Before showing another method, we first have an question: can we have \(\hat{f}_c=f_c\)? Solving an equation with variable in \(c\) answers this question affirmatively: \[ \hat{f}_c=f_c \iff \begin{cases}\frac{1}{\sqrt{2c}}=1 \\ -\frac{1}{4c}=-c \end{cases} \iff c = \frac{1}{2}. \] In other words, \(f_\frac{1}{2}\) is a fixed point of the Fourier transform. For this class of functions, the fixed point is this and only this one.


As a classic property of the Fourier transform, for \(f,g \in L^1\), we have \[ \widehat{f \ast g}(t)=\hat{f}(t)\hat{g}(t) \] where \[ f \ast g(x) = \frac{1}{\sqrt{2\pi}}\int_{-\infty}^{+\infty}f(x-y)g(y)dy. \] By the way, \(f \in L^1\) means \(\int_{-\infty}^{\infty}|f(x)|dx<\infty\). One can verify that \(f \ast g \in L^1\) here as well.

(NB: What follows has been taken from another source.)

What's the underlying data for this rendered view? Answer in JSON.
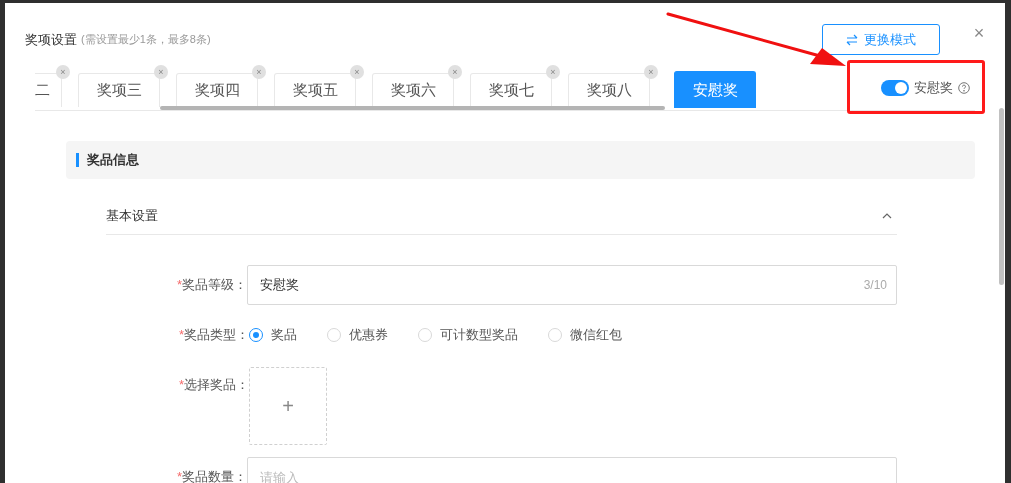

With this result, we can compute \(f_a \ast f_b\) easily. Note \[ \widehat{f_a \ast f_b}(t)=\hat{f_a}(t)\hat{f_b}(t)=\frac{1}{2\sqrt{ab}}\exp\left[-\left(\frac{1}{4a}+\frac{1}{4b}\right)x^2\right] \] Now let's see if we can have \(f_a \ast f_b = \gamma f_c\) for some \(\gamma\) and \(c\). We should have \[ \frac{1}{4c}=\frac{1}{4a}+\frac{1}{4c} \implies c=\frac{1}{\frac{1}{a}+\frac{1}{b}}=\frac{ab}{a+b}. \] We also have \[ \gamma \frac{1}{\sqrt{2c}}=\frac{1}{2\sqrt{ab}} \implies \gamma = \sqrt\frac{c}{2ab}=\sqrt{\frac{1}{2(a+b)}} \] Therefore we have \[ f_a \ast f_b = \sqrt{\frac{1}{2(a+b)}}f_c \] where \(c\) is given above. We didn't even compute the integral explicitly.

The Fourier transform of exp(-cx^2)



Posted on


Updated on


Licensed under